Most people in this country
do not have a Will.
do not want to think about death.
As a result, when these people die, their wishes may not be carried out
and they are leaving complicated problems for their loved ones to deal
"intestate" (i.e., without a Will) means that a formula is applied to
your estate to say how it will be divided up amongst your family after
your death. The rules may not do what you want and because Parliament
has the power to change the rules at any time, you should not rely on
Under the Rules, it is possible that your spouse may not get everything
when you die. If you are living with someone and are not married to them
your partner may well get nothing at all.
If a husband and wife who have no children die without having made Wills
it is likely that all of the estate may pass to the family to the second
to die with nothing going to the family of the one who dies first.

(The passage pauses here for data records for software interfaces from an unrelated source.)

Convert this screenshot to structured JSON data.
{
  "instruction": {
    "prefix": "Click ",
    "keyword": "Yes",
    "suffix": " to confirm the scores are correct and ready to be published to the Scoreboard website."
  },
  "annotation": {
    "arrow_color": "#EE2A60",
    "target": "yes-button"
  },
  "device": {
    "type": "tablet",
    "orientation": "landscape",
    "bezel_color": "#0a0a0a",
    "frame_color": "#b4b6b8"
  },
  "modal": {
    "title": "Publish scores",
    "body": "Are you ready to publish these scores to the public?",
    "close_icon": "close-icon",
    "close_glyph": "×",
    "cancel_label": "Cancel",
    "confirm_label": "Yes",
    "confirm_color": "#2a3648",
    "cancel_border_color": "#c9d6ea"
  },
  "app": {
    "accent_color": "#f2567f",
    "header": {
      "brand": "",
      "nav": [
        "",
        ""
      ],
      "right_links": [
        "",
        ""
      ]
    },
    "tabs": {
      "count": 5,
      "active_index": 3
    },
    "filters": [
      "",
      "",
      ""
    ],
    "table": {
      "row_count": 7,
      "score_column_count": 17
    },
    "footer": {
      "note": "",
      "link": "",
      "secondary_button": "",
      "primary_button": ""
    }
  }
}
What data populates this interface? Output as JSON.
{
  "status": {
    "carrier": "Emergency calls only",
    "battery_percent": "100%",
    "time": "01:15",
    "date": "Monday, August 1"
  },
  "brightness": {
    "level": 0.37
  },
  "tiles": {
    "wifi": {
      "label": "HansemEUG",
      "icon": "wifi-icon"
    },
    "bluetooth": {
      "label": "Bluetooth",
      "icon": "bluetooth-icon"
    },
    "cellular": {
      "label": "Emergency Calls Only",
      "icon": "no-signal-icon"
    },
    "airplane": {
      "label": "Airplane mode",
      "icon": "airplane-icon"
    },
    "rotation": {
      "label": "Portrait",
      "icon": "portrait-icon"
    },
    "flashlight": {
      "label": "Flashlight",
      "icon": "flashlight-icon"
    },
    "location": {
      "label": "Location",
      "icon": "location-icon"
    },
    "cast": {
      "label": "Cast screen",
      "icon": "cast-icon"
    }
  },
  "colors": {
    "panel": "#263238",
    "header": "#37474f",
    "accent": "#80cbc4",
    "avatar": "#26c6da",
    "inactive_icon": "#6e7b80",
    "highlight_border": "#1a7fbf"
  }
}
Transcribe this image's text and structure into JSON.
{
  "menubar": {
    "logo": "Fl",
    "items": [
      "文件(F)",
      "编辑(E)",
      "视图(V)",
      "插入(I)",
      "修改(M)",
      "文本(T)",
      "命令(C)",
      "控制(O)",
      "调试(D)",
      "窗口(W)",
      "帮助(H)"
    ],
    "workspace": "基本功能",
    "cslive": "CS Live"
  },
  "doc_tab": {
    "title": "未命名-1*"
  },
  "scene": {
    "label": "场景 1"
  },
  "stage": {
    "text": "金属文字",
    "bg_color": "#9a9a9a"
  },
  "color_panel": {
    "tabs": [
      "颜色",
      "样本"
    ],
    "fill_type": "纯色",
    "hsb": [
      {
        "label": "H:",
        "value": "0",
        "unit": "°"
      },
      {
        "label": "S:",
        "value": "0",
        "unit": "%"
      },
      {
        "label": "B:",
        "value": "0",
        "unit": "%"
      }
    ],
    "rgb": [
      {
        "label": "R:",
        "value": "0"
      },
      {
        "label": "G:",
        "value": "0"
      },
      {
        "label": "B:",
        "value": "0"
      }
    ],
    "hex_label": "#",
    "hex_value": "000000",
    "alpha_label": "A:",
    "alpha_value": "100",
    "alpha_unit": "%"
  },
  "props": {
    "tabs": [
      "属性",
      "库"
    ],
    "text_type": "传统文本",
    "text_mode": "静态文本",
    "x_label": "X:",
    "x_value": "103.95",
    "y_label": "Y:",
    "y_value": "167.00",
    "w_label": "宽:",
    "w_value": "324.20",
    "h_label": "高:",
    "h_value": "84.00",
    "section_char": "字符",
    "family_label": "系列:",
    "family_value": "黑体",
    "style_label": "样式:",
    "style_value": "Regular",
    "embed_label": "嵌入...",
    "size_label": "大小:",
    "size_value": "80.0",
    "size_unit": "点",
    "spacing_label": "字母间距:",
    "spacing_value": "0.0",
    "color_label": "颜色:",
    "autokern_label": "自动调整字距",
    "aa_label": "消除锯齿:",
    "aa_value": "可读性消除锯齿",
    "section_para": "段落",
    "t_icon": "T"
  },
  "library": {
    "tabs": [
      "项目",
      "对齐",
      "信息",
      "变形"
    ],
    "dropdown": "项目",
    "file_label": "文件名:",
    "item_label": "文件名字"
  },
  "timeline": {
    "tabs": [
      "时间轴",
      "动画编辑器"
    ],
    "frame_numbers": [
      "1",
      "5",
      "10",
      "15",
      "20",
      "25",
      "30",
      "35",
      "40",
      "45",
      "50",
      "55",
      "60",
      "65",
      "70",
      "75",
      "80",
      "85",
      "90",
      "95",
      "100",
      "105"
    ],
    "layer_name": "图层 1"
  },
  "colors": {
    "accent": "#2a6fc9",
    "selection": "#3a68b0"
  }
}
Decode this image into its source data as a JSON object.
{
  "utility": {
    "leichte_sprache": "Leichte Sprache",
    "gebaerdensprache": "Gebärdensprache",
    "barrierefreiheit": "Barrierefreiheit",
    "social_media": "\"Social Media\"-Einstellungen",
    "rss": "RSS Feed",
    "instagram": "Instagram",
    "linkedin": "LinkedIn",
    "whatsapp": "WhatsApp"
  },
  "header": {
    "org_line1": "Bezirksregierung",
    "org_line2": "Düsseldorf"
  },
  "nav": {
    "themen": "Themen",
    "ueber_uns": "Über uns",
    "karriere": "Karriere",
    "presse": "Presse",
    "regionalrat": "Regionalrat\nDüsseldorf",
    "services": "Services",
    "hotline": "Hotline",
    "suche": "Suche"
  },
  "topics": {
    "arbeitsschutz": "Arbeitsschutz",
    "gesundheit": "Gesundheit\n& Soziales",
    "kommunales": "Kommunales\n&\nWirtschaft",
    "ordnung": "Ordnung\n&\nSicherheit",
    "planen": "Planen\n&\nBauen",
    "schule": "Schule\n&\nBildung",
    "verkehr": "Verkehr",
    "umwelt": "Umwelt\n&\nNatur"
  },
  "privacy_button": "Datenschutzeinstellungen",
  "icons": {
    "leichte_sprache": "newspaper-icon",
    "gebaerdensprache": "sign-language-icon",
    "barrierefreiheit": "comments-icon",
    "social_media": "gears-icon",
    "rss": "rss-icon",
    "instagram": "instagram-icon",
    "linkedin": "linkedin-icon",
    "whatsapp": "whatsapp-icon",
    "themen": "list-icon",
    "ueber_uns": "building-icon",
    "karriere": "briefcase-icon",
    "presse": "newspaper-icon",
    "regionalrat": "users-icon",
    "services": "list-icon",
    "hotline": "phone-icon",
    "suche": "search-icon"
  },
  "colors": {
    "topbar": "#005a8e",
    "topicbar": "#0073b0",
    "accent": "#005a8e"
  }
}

With
a Will it is possible to arrange for the estate to be divided fairly
between the two families.
If you do not make a Will you cannot make any gifts to friends or
charity on your death.
A Will also allows you to appoint a guardian for your young children and
to give the person you appoint the power to use your money towards the
children's maintenance and education.
It is very important for you to have a Will if you are in a second
marriage or a second relationship with a new partner, where one or both
of you have children from a first marriage or relationship.
Making a Will Lets You:
your spouse/partner is protected.
exactly how your property and possessions are to be dealt with or
divided on your death so as to avoid arguments between family
Executors that you can trust to deal with the paperwork on behalf of
the payment of any tax on your death.
gifts of personal possessions or sums of money to specific people or
properly for your infant children
your partner where you are not married
your affairs easier (and probably cheaper) to deal with after your
Wills and Trusts